The whole Judean countryside and all the people of Jerusalem were coming out to John in the desert for a reason.
Make no mistake, John was a preacher inspired by the Holy Spirit. That was enough to make people flock from all over to hear him. His camel hair clothing did make him a sight you had to see to believe, but not just because he had a different sense of style. He chose those clothes because that is what prophets before him, like Elijah, also wore. He was simply identifying his occupation.
People went out to see him because he was a prophet of God who was preaching the very Word of God and, on top of that, the Word that he preached was not only what the people needed to hear, but was what they were craving to hear.
Those people of God, like their forefathers before them, had been enslaved by an evil overlord who forced them to work against their wishes and think, say, and do what they did not want to do. But it was not Pharaoh from Egypt who was in control over them. It was the Devil, himself.
Each and every day they were crippled with their guilt and were taunted by Satan’s reminders that, because of their sin, they were not worthy to be God’s children, let alone to live with him forever.
They had something they needed to get rid of and so John came, offering to them a way for that guilt to be washed and taken away. Confessing their sins, they were baptized by him in the Jordan River.
That word that is translated as baptized is used over and again in the New Testament and, every single time that it is used, it means washed with water. Whether it was pots and kettles, a ceremonial rinse of their hands, or a cleaning of a couch, the Israelites always used water to wash away whatever had been soiled.
So, when John offered to them that, through this baptism, they themselves could be baptized; that their sins could be washed away, it is no surprise that they flooded that desert region.
When they went into that water, that guilt that plagued them day and night was removed from them. It was taken away from them and they came up out of the water fresh and clean.
And, friends, that is why it is so important for you today to hear and to know that Jesus was baptized in the Jordan River, too.
As you well know, Jesus did not need to be baptized for the forgiveness of his sins. He, up unto that point and afterward, lived a perfect life, free from even a single sinful thought, word, or action. No he was not baptized so that his sins could be taken away, but, rather, so that he could take away your sins.
The sin and guilt of the Israelites did not remain in the water of the River Jordan like the dirt and grime of a third grader stays in the bathtub. When Jesus came up out of the water, the Holy Spirit descended upon him and the Father’s voice thundered approval from above because he did there what he was chosen to do. He took on himself the guilt that was taken away from the Israelites and all of the sins that were washed away from you in your Baptism.
And, after he got up out of that water, with your guilt and the sins of all people of all time covering him, he started his walk to Calvary’s cross. There, he not only took your sins away from you, but shed his own precious blood to pay the debt that sin had incurred.
In this great exchange that takes place through Jesus’ baptism and yours, God gave to Jesus the punishment that you deserved for your sins and gives to you the salvation that Jesus earned with his perfection.
Because of baptism, Jesus’ and yours, you are declared to be children of God, who he loves and, with Jesus’ righteousness substituted for yours, with you God is well pleased.
There are plenty of great things that have happened or that will happen in church today.
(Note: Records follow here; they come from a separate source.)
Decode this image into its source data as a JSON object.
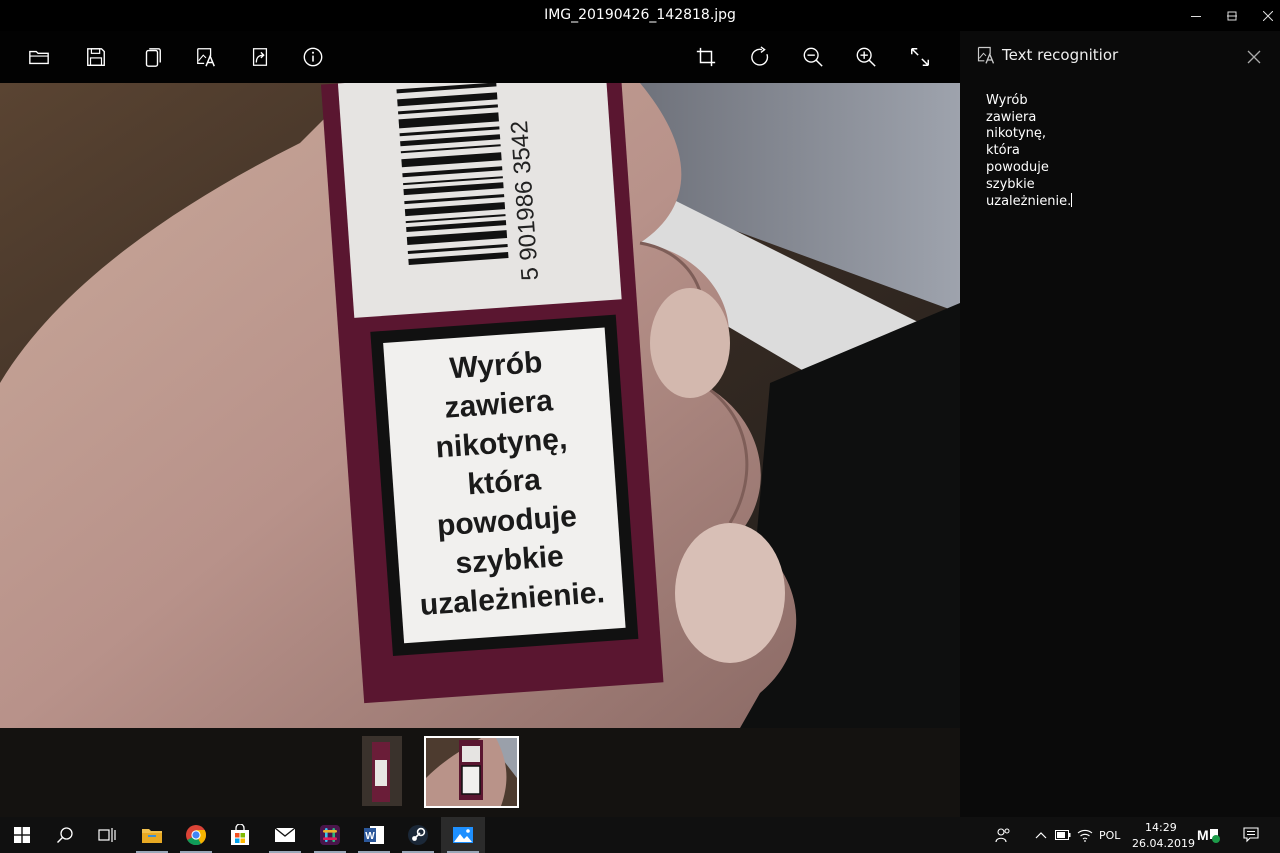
{
  "window": {
    "title": "IMG_20190426_142818.jpg",
    "minimize_glyph": "—",
    "maximize_glyph": "☐",
    "close_glyph": "✕"
  },
  "toolbar": {
    "left_icons": [
      "open-folder-icon",
      "save-icon",
      "copy-icon",
      "text-recognition-icon",
      "share-icon",
      "info-icon"
    ],
    "right_icons": [
      "crop-icon",
      "rotate-icon",
      "zoom-out-icon",
      "zoom-in-icon",
      "fullscreen-icon"
    ]
  },
  "photo": {
    "warning_lines": [
      "Wyrób",
      "zawiera",
      "nikotynę,",
      "która",
      "powoduje",
      "szybkie",
      "uzależnienie."
    ],
    "barcode_text": "5 901986 3542"
  },
  "panel": {
    "title": "Text recognitior",
    "recognized_lines": [
      "Wyrób",
      "zawiera",
      "nikotynę,",
      "która",
      "powoduje",
      "szybkie",
      "uzależnienie."
    ]
  },
  "taskbar": {
    "apps": [
      "start-icon",
      "search-icon",
      "task-view-icon",
      "file-explorer-icon",
      "chrome-icon",
      "store-icon",
      "mail-icon",
      "slack-icon",
      "word-icon",
      "steam-icon",
      "photos-icon"
    ],
    "language": "POL",
    "time": "14:29",
    "date": "26.04.2019"
  },
  "colors": {
    "panel_bg": "#0a0a0a",
    "taskbar_bg": "#101010",
    "accent_blue": "#0078d7"
  }
}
It would be great if you leave here humming the tunes of the hymns that we sing or remember those we pray for in just a little bit in your own prayers at home. But if there is one thing that is most important for you to learn or to relearn today, it is what Jesus has done for you. He took away your sins by washing them away from you. You were baptized for the forgiveness of sins. Amen.